That was then, and this week I went to an infant school sports day that was a much jollier event. The children were divided into teams* and they ran a range of relay type races. The little ones from reception did the egg and spoon to hand over to a Year 1 child who did a sack race to hand over to a Year 2 child who did a skipping race and so on. Everyone got a go and by the end of the relay races Turner was a winner, narrowly beating Seurat on points.  Then there were running races – each year group had heats, then semi-finals and then finals. There was a clear winner – in the case of the Year 2 lot I was especially interested in the winner (a girl) was as greased lightning across the line, meters ahead of the rest of the field. The first three in each year group received medals – gold, silver and bronze.  The rest of the children had cheered on their friends and the ones that didn’t win medal were a bit disappointed, but rallied.

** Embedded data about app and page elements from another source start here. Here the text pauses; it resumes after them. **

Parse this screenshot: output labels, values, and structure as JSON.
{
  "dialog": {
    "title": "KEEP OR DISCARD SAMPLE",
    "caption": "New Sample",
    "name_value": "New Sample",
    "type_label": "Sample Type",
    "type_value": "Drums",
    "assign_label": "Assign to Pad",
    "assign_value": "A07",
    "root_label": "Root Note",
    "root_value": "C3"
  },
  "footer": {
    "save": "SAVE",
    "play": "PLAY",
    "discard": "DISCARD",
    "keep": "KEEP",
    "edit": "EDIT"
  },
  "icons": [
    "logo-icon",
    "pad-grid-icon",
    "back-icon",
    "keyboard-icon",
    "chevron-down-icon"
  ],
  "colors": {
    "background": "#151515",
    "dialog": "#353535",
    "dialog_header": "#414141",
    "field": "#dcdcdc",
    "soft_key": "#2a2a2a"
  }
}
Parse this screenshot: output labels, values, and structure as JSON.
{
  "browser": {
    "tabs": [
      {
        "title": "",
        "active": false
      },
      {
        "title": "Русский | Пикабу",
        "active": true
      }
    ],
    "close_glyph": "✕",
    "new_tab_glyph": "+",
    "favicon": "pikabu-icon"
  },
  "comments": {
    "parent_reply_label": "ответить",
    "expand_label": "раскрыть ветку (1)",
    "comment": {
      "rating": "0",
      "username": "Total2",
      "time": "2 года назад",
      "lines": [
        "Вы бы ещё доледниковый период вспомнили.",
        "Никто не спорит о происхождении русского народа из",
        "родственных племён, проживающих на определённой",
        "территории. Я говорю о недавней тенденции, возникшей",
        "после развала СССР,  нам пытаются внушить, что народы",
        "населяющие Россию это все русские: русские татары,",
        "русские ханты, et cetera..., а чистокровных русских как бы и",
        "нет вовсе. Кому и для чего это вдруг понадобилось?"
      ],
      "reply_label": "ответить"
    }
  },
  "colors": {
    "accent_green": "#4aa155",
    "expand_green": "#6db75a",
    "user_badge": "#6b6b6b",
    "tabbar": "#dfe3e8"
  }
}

For readers who haven’t been part of the school sports day over the past decade or so this story will seem rather obvious.  But the change in attitude from ‘everyone a winner’ to ‘competing to win’ is a change which, I believe, marks a positive development in how we support young people. Firstly, young people know that everyone doesn’t win every race – the OIympics, Wimbledon, football championships are exciting because they are competitions with winners and losers. Young people also know that not everyone is good at everything, so they are not all expecting to win at every race or competition. All the management gurus, and philosophers, and wise people tell us that one of the most important lessons from competing is how we cope with not winning. The insight gained from looking back over what didn’t go right is what helps us find the tools to make the next attempt successful. The second thing these young children learnt by cheering on their team mates is the importance of being there for friends and for teams. I know it’s a cliché – but worth repeating, that lessons learnt doing sport are lessons for life. We need young people, in Sir Henry Newbolt’s words, to be able to “Play up! Play up and play the game!”

*(named after famous artists with work in the National Gallery)